The drawings by William that I like best are his whimsical compositions, where he puts together plants, birds, insects, and reptiles, often at different scales, just for fun. Most of these are in the Natural History Museum in London, and I have chosen for this space a drawing of giant American lotuses in various states of flowering, a tiny blue heron, and some hungry Venus fly-traps, which Bartram finished in 1767 and sent to John Collinson, who was unable to tell whether it was an engraving or an ink drawing, so finely was it executed (eighth image).
After the Travels was published and William became better known to the public, he seemed to retreat from his new-found fame. He moved in with his brother, John Jr., and helped out with the Garden, and when John died, he continued to live with John's daughter and her husband. William was elected to a professorship at the University of Pennsylvania but never taught there. He was offered a post on a western expedition by Thomas Jefferson but turned it down. He was painted in 1808 by Charles Willson Peale, a wonderful portrait that you can see in the Independence National Historical Park in Philadlphia, at the Second Bank site (first image). William died on July 22, 1823, and was buried at Bartram’s Garden. I was unable to locate a grave marker, if one exists.
Scholarship on William Bartram is not lacking and can be a little overwhelming; we recommend a book that belies its coffee-table size with an excellent account of Bartram’s life and Travels and an abundance of illustrations from the Natural History Museum: The Art and Science of William Bartram, by Judith Magee (Natural History Museum, 2007).
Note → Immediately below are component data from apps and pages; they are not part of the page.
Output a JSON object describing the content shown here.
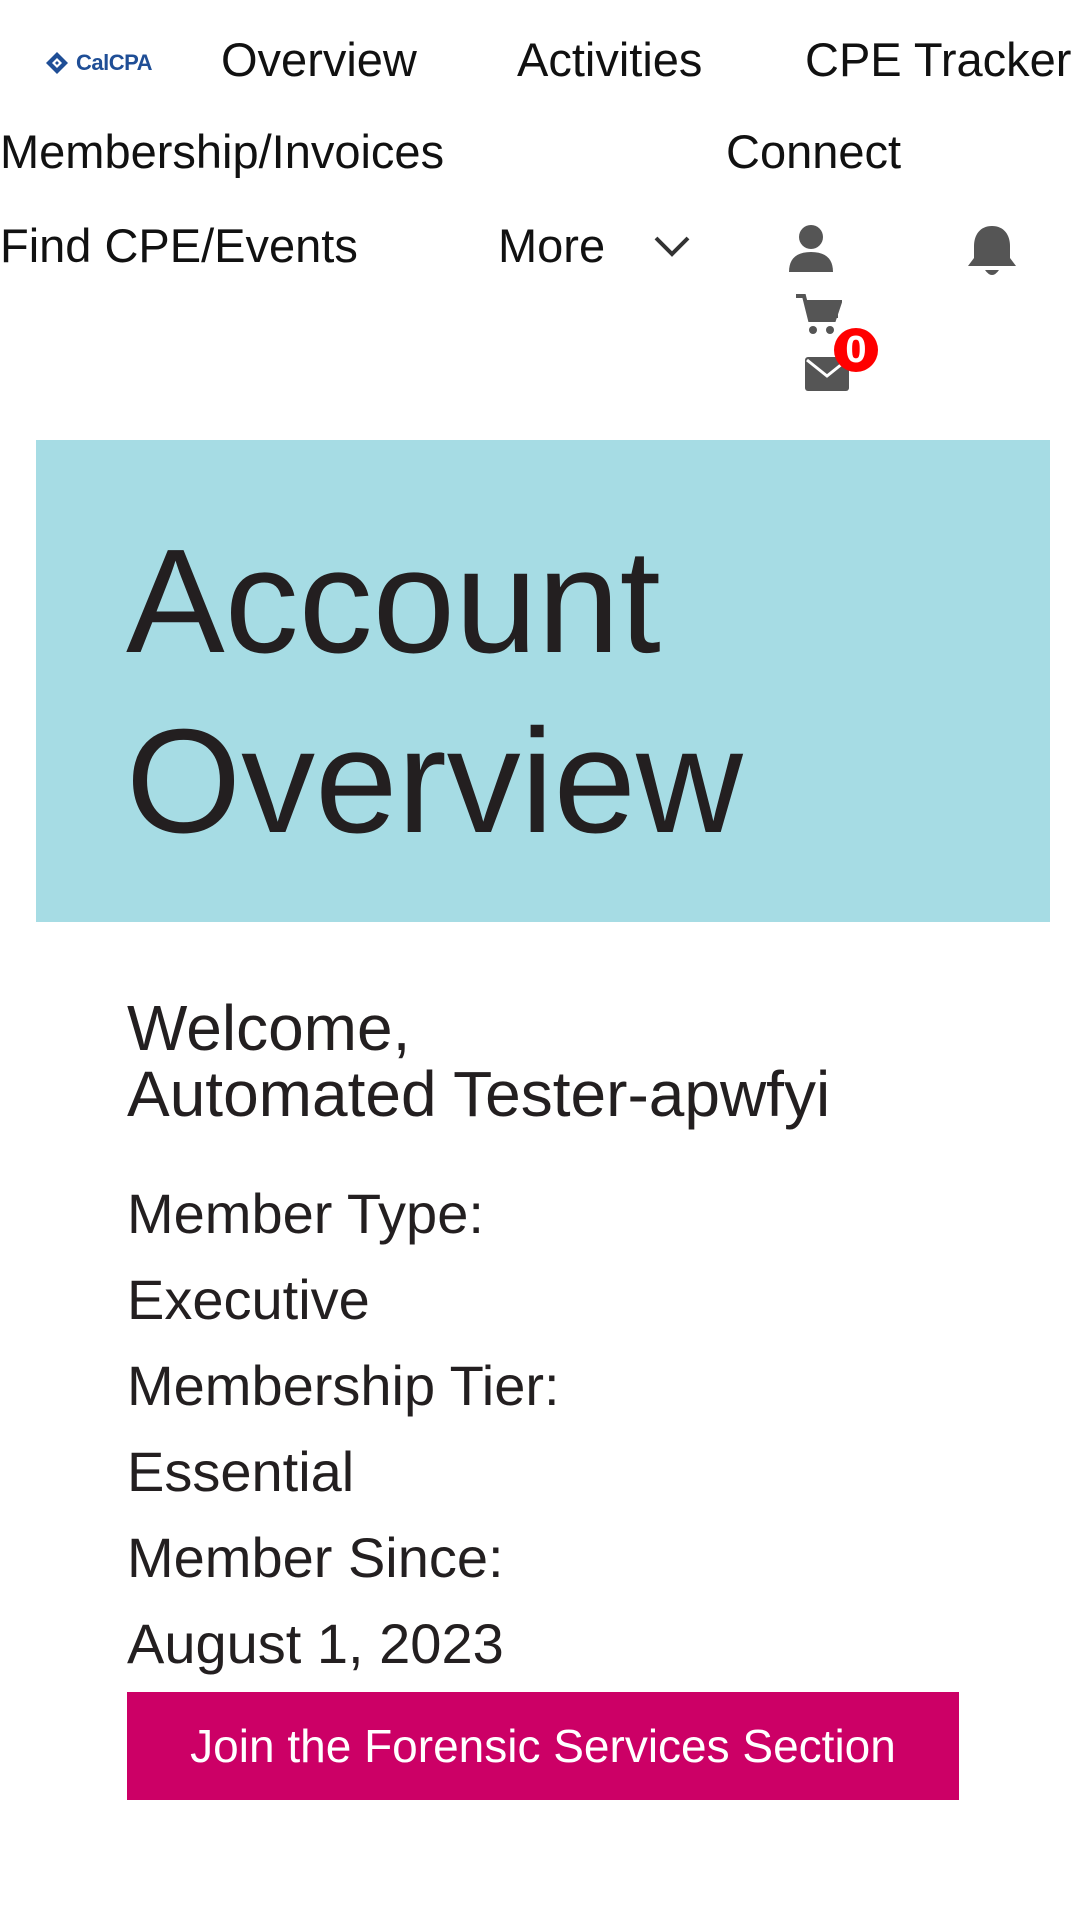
{
  "logo": {
    "text": "CalCPA",
    "brand_color": "#1f4e96"
  },
  "nav": {
    "overview": "Overview",
    "activities": "Activities",
    "cpe_tracker": "CPE Tracker",
    "membership_invoices": "Membership/Invoices",
    "connect": "Connect",
    "find_cpe_events": "Find CPE/Events",
    "more": "More"
  },
  "icons": {
    "user": "user-icon",
    "bell": "bell-icon",
    "cart": "cart-icon",
    "mail": "mail-icon",
    "chevron": "chevron-down-icon"
  },
  "notifications": {
    "count": "0",
    "badge_color": "#ff0000"
  },
  "hero": {
    "title": "Account Overview",
    "background": "#a6dce4"
  },
  "account": {
    "welcome_line1": "Welcome,",
    "welcome_line2": "Automated Tester-apwfyi",
    "member_type_label": "Member Type:",
    "member_type_value": "Executive",
    "tier_label": "Membership Tier:",
    "tier_value": "Essential",
    "since_label": "Member Since:",
    "since_value": "August 1, 2023"
  },
  "cta": {
    "label": "Join the Forensic Services Section",
    "color": "#cc0066"
  }
}
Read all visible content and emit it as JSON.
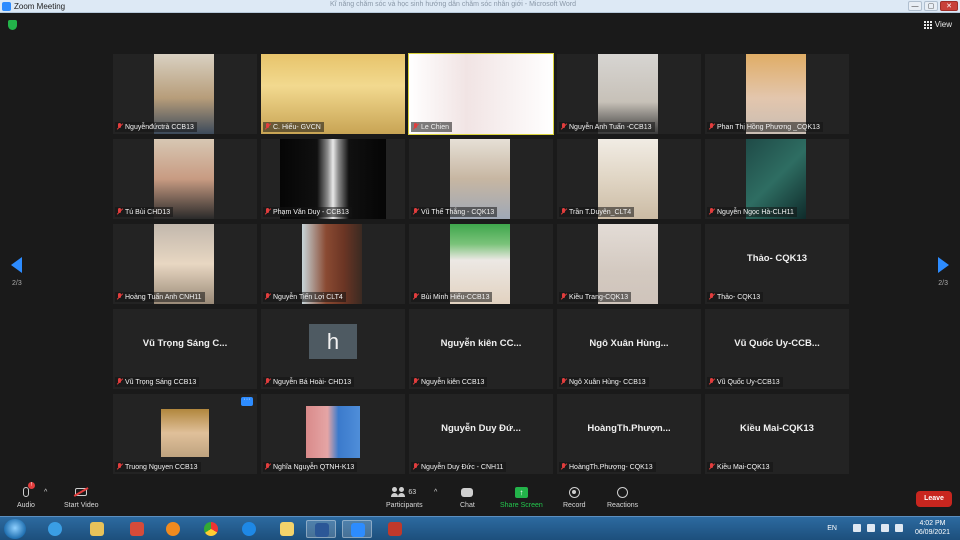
{
  "window": {
    "title": "Zoom Meeting",
    "background_title": "Kĩ năng chăm sóc và học sinh hướng dẫn chăm sóc nhân giới - Microsoft Word",
    "controls": [
      "—",
      "▢",
      "✕"
    ]
  },
  "topbar": {
    "view_label": "View",
    "security_icon": "shield-check-icon"
  },
  "pagination": {
    "left": "2/3",
    "right": "2/3"
  },
  "tiles": [
    {
      "name": "Nguyễnđứctrà CCB13",
      "video": "v-room1",
      "muted": true
    },
    {
      "name": "C. Hiếu- GVCN",
      "video": "v-teacher",
      "muted": true
    },
    {
      "name": "Le Chien",
      "video": "v-lechien",
      "muted": true,
      "active": true
    },
    {
      "name": "Nguyễn Anh Tuấn -CCB13",
      "video": "v-room2",
      "muted": true
    },
    {
      "name": "Phan Thị Hồng Phương _CQK13",
      "video": "v-face1",
      "muted": true
    },
    {
      "name": "Tú Bùi CHD13",
      "video": "v-tubui",
      "muted": true
    },
    {
      "name": "Phạm Văn Duy - CCB13",
      "video": "v-dark",
      "muted": true
    },
    {
      "name": "Vũ Thế Thắng - CQK13",
      "video": "v-blur1",
      "muted": true
    },
    {
      "name": "Trần T.Duyên_CLT4",
      "video": "v-blur2",
      "muted": true
    },
    {
      "name": "Nguyễn Ngọc Hà-CLH11",
      "video": "v-teal",
      "muted": true
    },
    {
      "name": "Hoàng Tuấn Anh CNH11",
      "video": "v-hoang",
      "muted": true
    },
    {
      "name": "Nguyễn Tiến Lợi CLT4",
      "video": "v-shelf",
      "muted": true
    },
    {
      "name": "Bùi Minh Hiếu-CCB13",
      "video": "v-green",
      "muted": true
    },
    {
      "name": "Kiều Trang-CQK13",
      "video": "v-wall",
      "muted": true
    },
    {
      "name": "Thảo- CQK13",
      "display": "Thảo- CQK13",
      "muted": true
    },
    {
      "name": "Vũ Trọng Sáng CCB13",
      "display": "Vũ Trọng Sáng C...",
      "muted": true
    },
    {
      "name": "Nguyễn Bá Hoài- CHD13",
      "avatar_letter": "h",
      "muted": true
    },
    {
      "name": "Nguyễn kiên CCB13",
      "display": "Nguyễn kiên CC...",
      "muted": true
    },
    {
      "name": "Ngô Xuân Hùng- CCB13",
      "display": "Ngô Xuân Hùng...",
      "muted": true
    },
    {
      "name": "Vũ Quốc Uy-CCB13",
      "display": "Vũ Quốc Uy-CCB...",
      "muted": true
    },
    {
      "name": "Truong Nguyen CCB13",
      "video": "v-truong",
      "muted": true,
      "more": "···"
    },
    {
      "name": "Nghĩa Nguyễn QTNH-K13",
      "video": "v-nghia",
      "muted": true
    },
    {
      "name": "Nguyễn Duy Đức - CNH11",
      "display": "Nguyễn Duy Đứ...",
      "muted": true
    },
    {
      "name": "HoàngTh.Phượng- CQK13",
      "display": "HoàngTh.Phượn...",
      "muted": true
    },
    {
      "name": "Kiều Mai-CQK13",
      "display": "Kiều Mai-CQK13",
      "muted": true
    }
  ],
  "toolbar": {
    "audio": "Audio",
    "video": "Start Video",
    "participants": "Participants",
    "participants_count": "63",
    "chat": "Chat",
    "share": "Share Screen",
    "record": "Record",
    "reactions": "Reactions",
    "leave": "Leave",
    "audio_badge": "!"
  },
  "taskbar": {
    "lang": "EN",
    "time": "4:02 PM",
    "date": "06/09/2021"
  },
  "colors": {
    "accent": "#2d8cff",
    "share_green": "#23b34a",
    "leave_red": "#c8261f",
    "active_border": "#d9d23c"
  }
}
William B. Ashworth, Jr., Consultant for the History of Science, Linda Hall Library and Associate Professor emeritus, Department of History, University of Missouri-Kansas City. Comments or corrections are welcome; please direct to email@example.com.